    • you can have coverage and test reports in Jenkins, you can plugin the scenarios in Confluence to have living documentation.

As with any automation testing frameworks, maintenance and keeping tests up to date is key.

But one BIG plus is that the Scenarios written in Gherkin mentioned above are ALSO your living documentation of what the feature does, so you never have to worry about cleaning old test cases or wondering if a test is still valid. 🙂 and you can (with the help of plugins), display the features and scenarios and test results in a wiki.

AND… it fits in very well in AGILE!

Here is a sample Agile workflow with some tooks that works;

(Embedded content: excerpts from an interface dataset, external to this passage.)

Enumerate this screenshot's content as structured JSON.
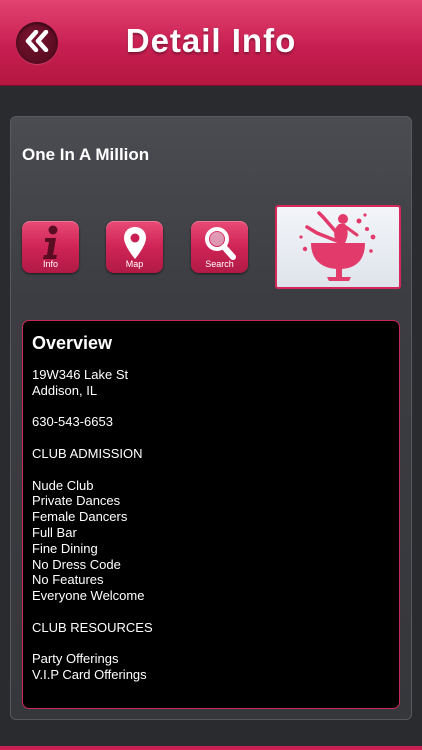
{
  "header": {
    "title": "Detail Info"
  },
  "club": {
    "name": "One In A Million"
  },
  "actions": {
    "info_label": "Info",
    "map_label": "Map",
    "search_label": "Search"
  },
  "icons": {
    "back": "double-chevron-left-icon",
    "info": "info-icon",
    "map": "map-pin-icon",
    "search": "magnifier-icon",
    "logo": "dancer-in-wineglass-logo"
  },
  "overview": {
    "title": "Overview",
    "lines": [
      "19W346 Lake St",
      "Addison, IL",
      "",
      "630-543-6653",
      "",
      "CLUB ADMISSION",
      "",
      "Nude Club",
      "Private Dances",
      "Female Dancers",
      "Full Bar",
      "Fine Dining",
      "No Dress Code",
      "No Features",
      "Everyone Welcome",
      "",
      "CLUB RESOURCES",
      "",
      "Party Offerings",
      "V.I.P Card Offerings"
    ]
  },
  "colors": {
    "accent": "#c81f52",
    "background": "#2a2b2f",
    "overview_bg": "#000000"
  }
}
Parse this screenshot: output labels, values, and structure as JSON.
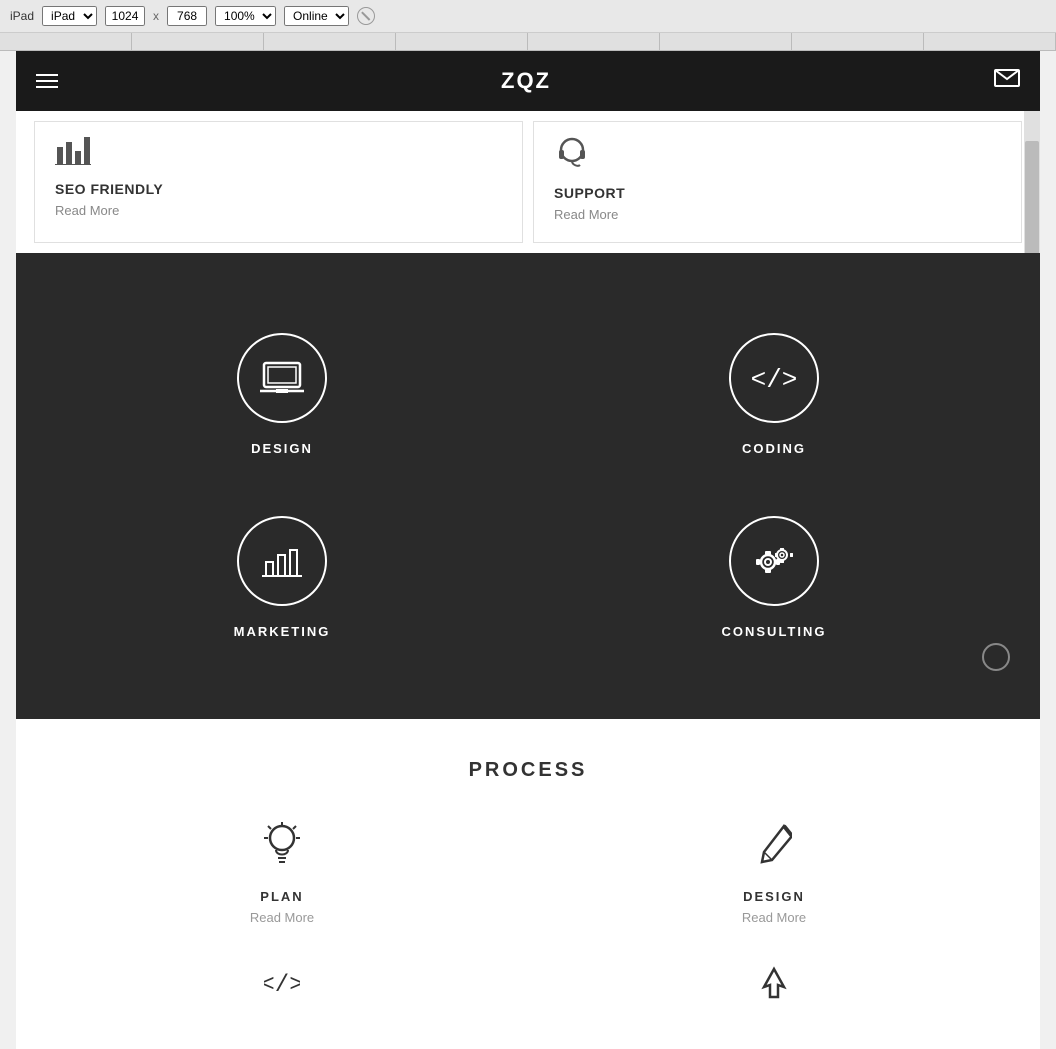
{
  "browser": {
    "device": "iPad",
    "width": "1024",
    "height": "768",
    "zoom": "100%",
    "status": "Online"
  },
  "header": {
    "logo": "ZQZ",
    "menu_icon": "hamburger",
    "mail_icon": "mail"
  },
  "cards": [
    {
      "icon": "seo",
      "title": "SEO FRIENDLY",
      "readmore": "Read More"
    },
    {
      "icon": "support",
      "title": "SUPPORT",
      "readmore": "Read More"
    }
  ],
  "services": [
    {
      "icon": "laptop",
      "label": "DESIGN"
    },
    {
      "icon": "code",
      "label": "CODING"
    },
    {
      "icon": "chart",
      "label": "MARKETING"
    },
    {
      "icon": "gear",
      "label": "CONSULTING"
    }
  ],
  "process": {
    "title": "PROCESS",
    "items": [
      {
        "icon": "bulb",
        "label": "PLAN",
        "readmore": "Read More"
      },
      {
        "icon": "brush",
        "label": "DESIGN",
        "readmore": "Read More"
      }
    ],
    "items_row2": [
      {
        "icon": "code",
        "label": ""
      },
      {
        "icon": "rocket",
        "label": ""
      }
    ]
  }
}
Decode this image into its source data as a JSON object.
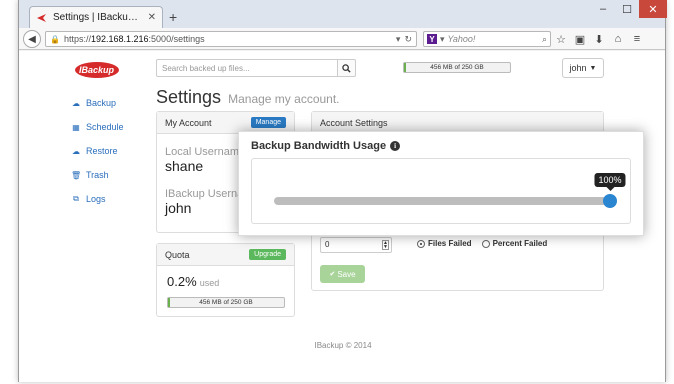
{
  "browser": {
    "tab_title": "Settings | IBackup - DataCe...",
    "new_tab_symbol": "+",
    "url_prefix": "https://",
    "url_host": "192.168.1.216",
    "url_rest": ":5000/settings",
    "search_placeholder": "Yahoo!",
    "window_controls": [
      "minimize-icon",
      "maximize-icon",
      "close-icon"
    ],
    "toolbar_icons": [
      "star-icon",
      "clipboard-icon",
      "download-icon",
      "home-icon",
      "menu-icon"
    ]
  },
  "header": {
    "logo_text": "IBackup",
    "search_placeholder": "Search backed up files...",
    "quota_text": "456 MB of 250 GB",
    "quota_fraction": 0.02,
    "user_label": "john"
  },
  "sidebar": {
    "items": [
      {
        "label": "Backup",
        "icon": "cloud-upload-icon"
      },
      {
        "label": "Schedule",
        "icon": "calendar-icon"
      },
      {
        "label": "Restore",
        "icon": "cloud-download-icon"
      },
      {
        "label": "Trash",
        "icon": "trash-icon"
      },
      {
        "label": "Logs",
        "icon": "copy-icon"
      }
    ]
  },
  "page": {
    "title": "Settings",
    "subtitle": "Manage my account."
  },
  "account_panel": {
    "title": "My Account",
    "manage_label": "Manage",
    "local_username_label": "Local Username",
    "local_username_value": "shane",
    "ibackup_username_label": "IBackup Username",
    "ibackup_username_value": "john"
  },
  "settings_panel": {
    "title": "Account Settings",
    "stepper_value": "0",
    "radio_files_failed": "Files Failed",
    "radio_percent_failed": "Percent Failed",
    "selected_radio": "files_failed",
    "save_label": "Save"
  },
  "quota_panel": {
    "title": "Quota",
    "upgrade_label": "Upgrade",
    "used_value": "0.2%",
    "used_suffix": "used",
    "bar_text": "456 MB of 250 GB",
    "bar_fraction": 0.02
  },
  "overlay": {
    "title": "Backup Bandwidth Usage",
    "slider_value_percent": 100,
    "tooltip_label": "100%"
  },
  "footer": {
    "text": "IBackup © 2014"
  },
  "colors": {
    "link_blue": "#2a6ebb",
    "primary_blue": "#2a7bc4",
    "success_green": "#5cb85c",
    "slider_blue": "#2a86d1"
  }
}
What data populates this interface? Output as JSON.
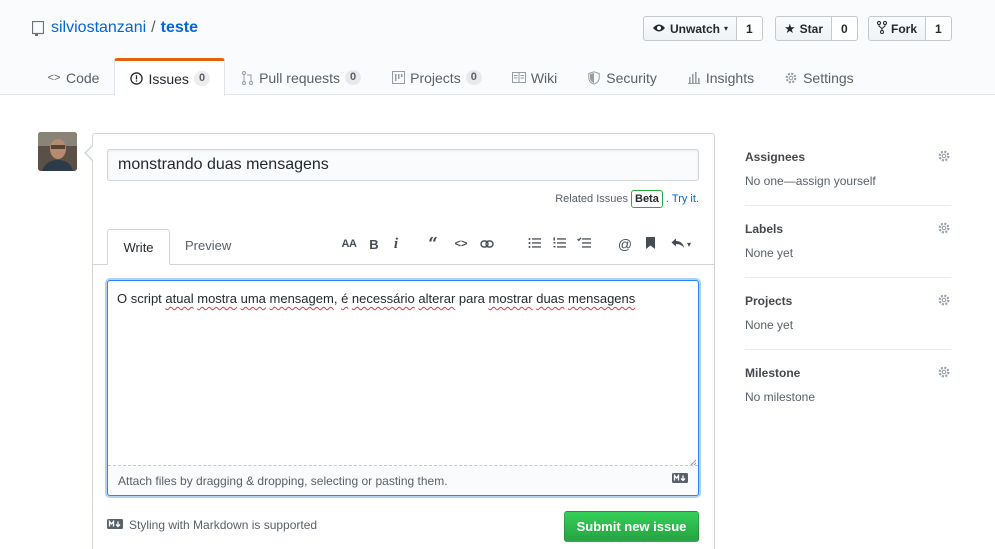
{
  "repo": {
    "owner": "silviostanzani",
    "separator": "/",
    "name": "teste"
  },
  "actions": {
    "watch": {
      "label": "Unwatch",
      "count": "1"
    },
    "star": {
      "label": "Star",
      "count": "0"
    },
    "fork": {
      "label": "Fork",
      "count": "1"
    }
  },
  "tabs": [
    {
      "label": "Code",
      "icon": "code-icon"
    },
    {
      "label": "Issues",
      "count": "0",
      "icon": "issue-opened-icon",
      "selected": true
    },
    {
      "label": "Pull requests",
      "count": "0",
      "icon": "git-pull-request-icon"
    },
    {
      "label": "Projects",
      "count": "0",
      "icon": "project-icon"
    },
    {
      "label": "Wiki",
      "icon": "book-icon"
    },
    {
      "label": "Security",
      "icon": "shield-icon"
    },
    {
      "label": "Insights",
      "icon": "graph-icon"
    },
    {
      "label": "Settings",
      "icon": "gear-icon"
    }
  ],
  "issue_form": {
    "title_value": "monstrando duas mensagens",
    "related": {
      "label": "Related Issues",
      "badge": "Beta",
      "sep": ".",
      "link": "Try it."
    },
    "write_tab": "Write",
    "preview_tab": "Preview",
    "toolbar": {
      "header": "AA",
      "bold": "B",
      "italic": "i"
    },
    "comment": {
      "segments": [
        {
          "t": "O script ",
          "spell": false
        },
        {
          "t": "atual",
          "spell": true
        },
        {
          "t": " ",
          "spell": false
        },
        {
          "t": "mostra",
          "spell": true
        },
        {
          "t": " ",
          "spell": false
        },
        {
          "t": "uma",
          "spell": true
        },
        {
          "t": " ",
          "spell": false
        },
        {
          "t": "mensagem",
          "spell": true
        },
        {
          "t": ", ",
          "spell": false
        },
        {
          "t": "é",
          "spell": true
        },
        {
          "t": " ",
          "spell": false
        },
        {
          "t": "necessário",
          "spell": true
        },
        {
          "t": " ",
          "spell": false
        },
        {
          "t": "alterar",
          "spell": true
        },
        {
          "t": " para ",
          "spell": false
        },
        {
          "t": "mostrar",
          "spell": true
        },
        {
          "t": " ",
          "spell": false
        },
        {
          "t": "duas",
          "spell": true
        },
        {
          "t": " ",
          "spell": false
        },
        {
          "t": "mensagens",
          "spell": true
        }
      ]
    },
    "attach_text": "Attach files by dragging & dropping, selecting or pasting them.",
    "markdown_note": "Styling with Markdown is supported",
    "submit_label": "Submit new issue"
  },
  "sidebar": {
    "assignees": {
      "heading": "Assignees",
      "value": "No one—assign yourself"
    },
    "labels": {
      "heading": "Labels",
      "value": "None yet"
    },
    "projects": {
      "heading": "Projects",
      "value": "None yet"
    },
    "milestone": {
      "heading": "Milestone",
      "value": "No milestone"
    }
  },
  "colors": {
    "link": "#0366d6",
    "accent_tab": "#e36209",
    "submit": "#28a745",
    "focus": "#2188ff"
  }
}
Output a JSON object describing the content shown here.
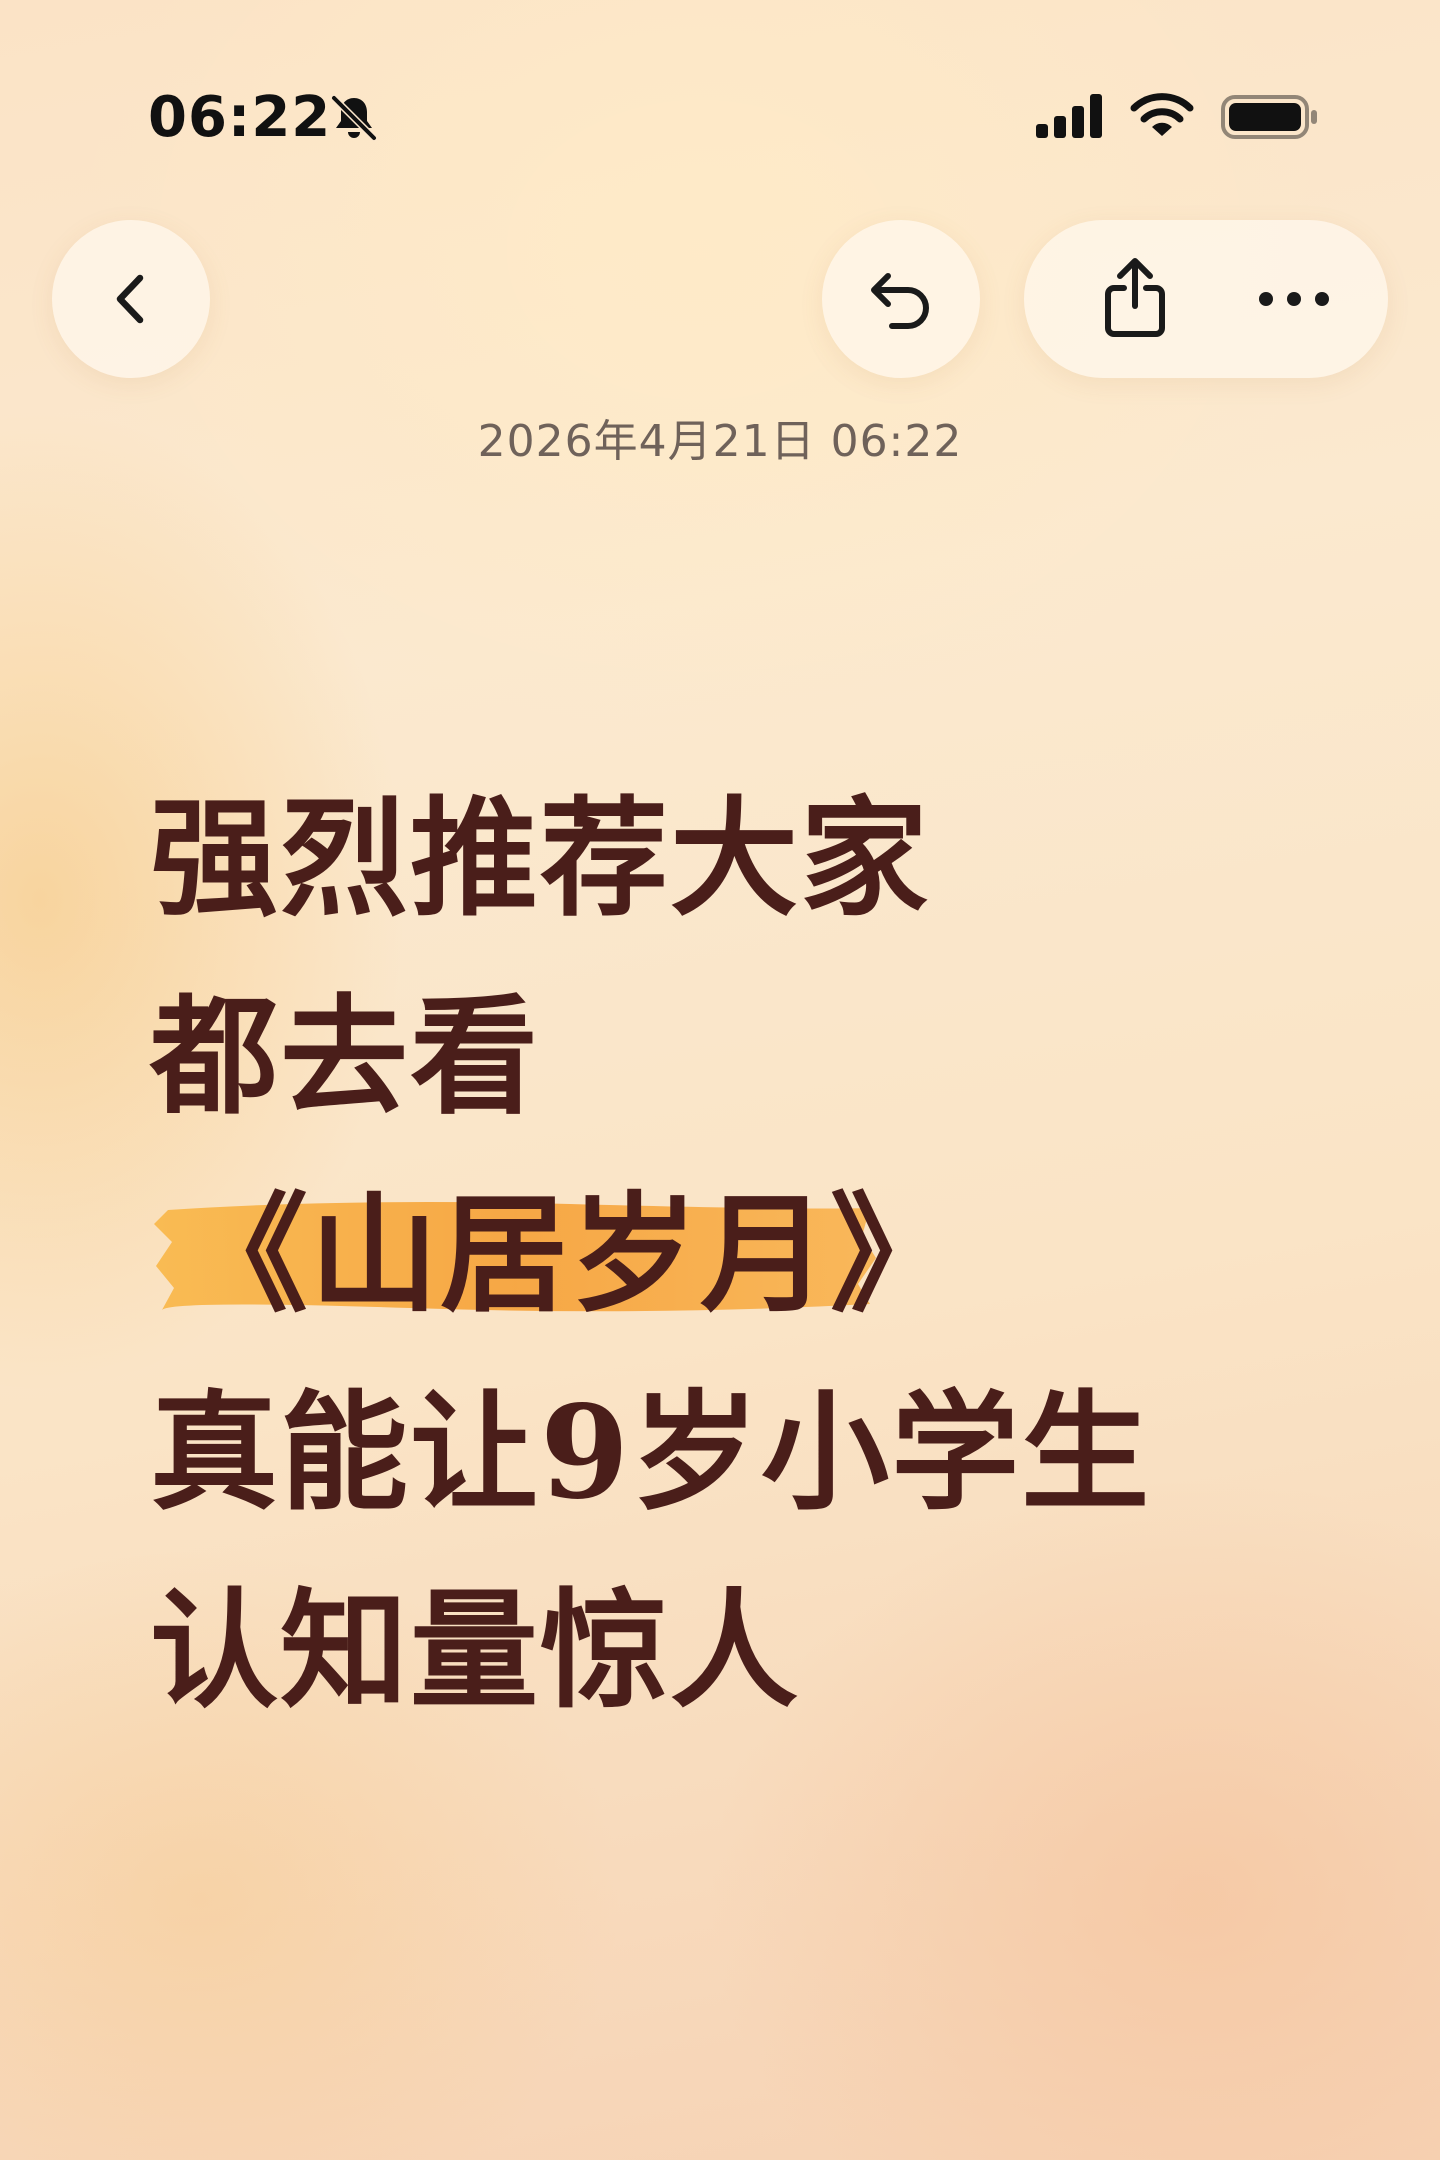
{
  "status_bar": {
    "time": "06:22",
    "icons": [
      "bell-slash-icon",
      "cellular-signal-icon",
      "wifi-icon",
      "battery-icon"
    ]
  },
  "nav": {
    "icons": [
      "chevron-left-icon",
      "undo-icon",
      "share-icon",
      "more-icon"
    ]
  },
  "note": {
    "timestamp": "2026年4月21日 06:22",
    "lines": [
      "强烈推荐大家",
      "都去看",
      "《山居岁月》",
      "真能让9岁小学生",
      "认知量惊人"
    ]
  },
  "colors": {
    "text": "#4a1e1a",
    "highlight": "#f6a33a",
    "background": "#fbe6cb"
  }
}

  1. Stories are presented and defined in JIRA
  2. Stories get clarified using Gherkin / Cucumber Scenarios – Given/When/Then
  3. Gherkin scenarios are then linked to/from GIT repo for version control
  4. Stories are assigned to dev and fine-tuned
  5. Scenarios can be fine-tuned in GIT as well
  6. Automating the steps of the Scenarios can begin!
  7. Automation tests pass or fail depending on progress of development of code (Git hooked up with Jenkins, you can also automate the process of running the tests at intervals or date/time or when new code is pushed)
  8. When stories is done, your automation tests pass and you are also done. Wahoo!
  9. automated steps can then be reused for future scenarios, so you don’t have to repeat.
  10. If a scenario needs to change, you change existing scenario without having to rewrite a whole new test case or automation script.


Testing works best with a two-layer combination of end-to-end tests (e.g. Cucumber) that prove you’re building the right thing, and low-level unit tests (e.g. RSpec) that prove you’re building the thing right. These tests are for different audiences and so suit different tools.


excerpt from:

Acceptance Tests Don’t Have to Be End-to-End Tests

Just because you’re using Cucumber, doesn’t mean you have to run an end-to-end test. Cucumber is for documenting behaviour that non-technical people care about. If you know that behaviour is implemented in a single class in your application, then why fire up a browser? You can hit that class directly.

Writing Cucumber scenarios together is a great way to build a team’s share understanding of the problem domain. When you have a scenario written, and everyone agrees you want that behaviour, it’s time to ask an important question:

What’s the best way to test this scenario?

If the technical perspective says that you can test this behaviour with a fast unit test, yet the business folks want it to remain as a Cucumber scenario, you have three options:

  1. Suck it up, and write another end-to-end test
  2. Wire up an acceptance test that connects directly to your domain model (see above)
  3. Convince the business folks to trust you, and write it as a unit test